Your goal -
Without the pictures, give the entries below again exactly as written.

Entries provided START

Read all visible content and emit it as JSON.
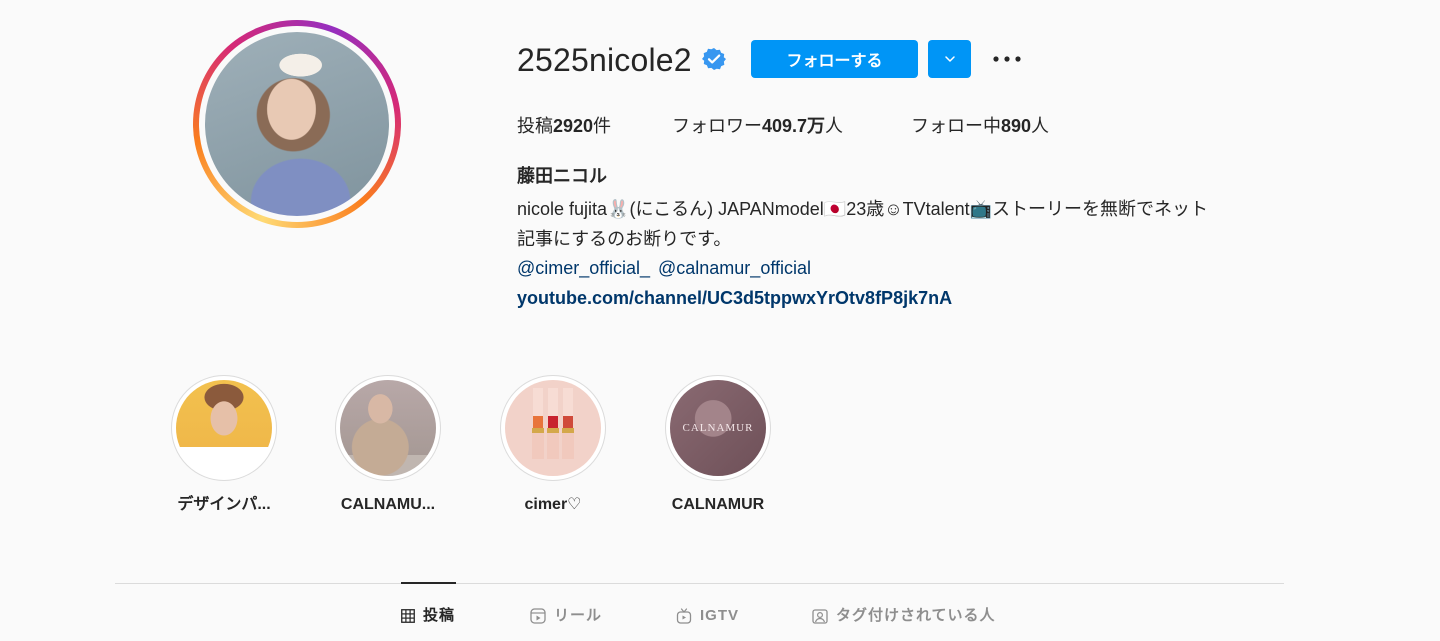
{
  "profile": {
    "username": "2525nicole2",
    "follow_label": "フォローする",
    "fullname": "藤田ニコル",
    "bio_line1": "nicole fujita🐰(にこるん) JAPANmodel🇯🇵23歳☺︎TVtalent📺ストーリーを無断でネット",
    "bio_line2": "記事にするのお断りです。",
    "mention1": "@cimer_official_",
    "mention2": "@calnamur_official",
    "link": "youtube.com/channel/UC3d5tppwxYrOtv8fP8jk7nA"
  },
  "stats": {
    "posts_label": "投稿",
    "posts_value": "2920",
    "posts_unit": "件",
    "followers_label": "フォロワー",
    "followers_value": "409.7万",
    "followers_unit": "人",
    "following_label": "フォロー中",
    "following_value": "890",
    "following_unit": "人"
  },
  "highlights": [
    {
      "label": "デザインパ..."
    },
    {
      "label": "CALNAMU..."
    },
    {
      "label": "cimer♡"
    },
    {
      "label": "CALNAMUR"
    }
  ],
  "highlight_overlay_text": "CALNAMUR",
  "tabs": [
    {
      "label": "投稿",
      "icon": "grid-icon"
    },
    {
      "label": "リール",
      "icon": "reels-icon"
    },
    {
      "label": "IGTV",
      "icon": "igtv-icon"
    },
    {
      "label": "タグ付けされている人",
      "icon": "tagged-icon"
    }
  ],
  "colors": {
    "accent": "#0095f6",
    "link": "#00376b",
    "verified": "#3897f0"
  }
}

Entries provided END

Solution for this task -
Read all visible content and emit it as JSON.
{
  "profile": {
    "username": "2525nicole2",
    "follow_label": "フォローする",
    "fullname": "藤田ニコル",
    "bio_line1": "nicole fujita🐰(にこるん) JAPANmodel🇯🇵23歳☺︎TVtalent📺ストーリーを無断でネット",
    "bio_line2": "記事にするのお断りです。",
    "mention1": "@cimer_official_",
    "mention2": "@calnamur_official",
    "link": "youtube.com/channel/UC3d5tppwxYrOtv8fP8jk7nA"
  },
  "stats": {
    "posts_label": "投稿",
    "posts_value": "2920",
    "posts_unit": "件",
    "followers_label": "フォロワー",
    "followers_value": "409.7万",
    "followers_unit": "人",
    "following_label": "フォロー中",
    "following_value": "890",
    "following_unit": "人"
  },
  "highlights": [
    {
      "label": "デザインパ..."
    },
    {
      "label": "CALNAMU..."
    },
    {
      "label": "cimer♡"
    },
    {
      "label": "CALNAMUR"
    }
  ],
  "highlight_overlay_text": "CALNAMUR",
  "tabs": [
    {
      "label": "投稿",
      "icon": "grid-icon"
    },
    {
      "label": "リール",
      "icon": "reels-icon"
    },
    {
      "label": "IGTV",
      "icon": "igtv-icon"
    },
    {
      "label": "タグ付けされている人",
      "icon": "tagged-icon"
    }
  ],
  "colors": {
    "accent": "#0095f6",
    "link": "#00376b",
    "verified": "#3897f0"
  }
}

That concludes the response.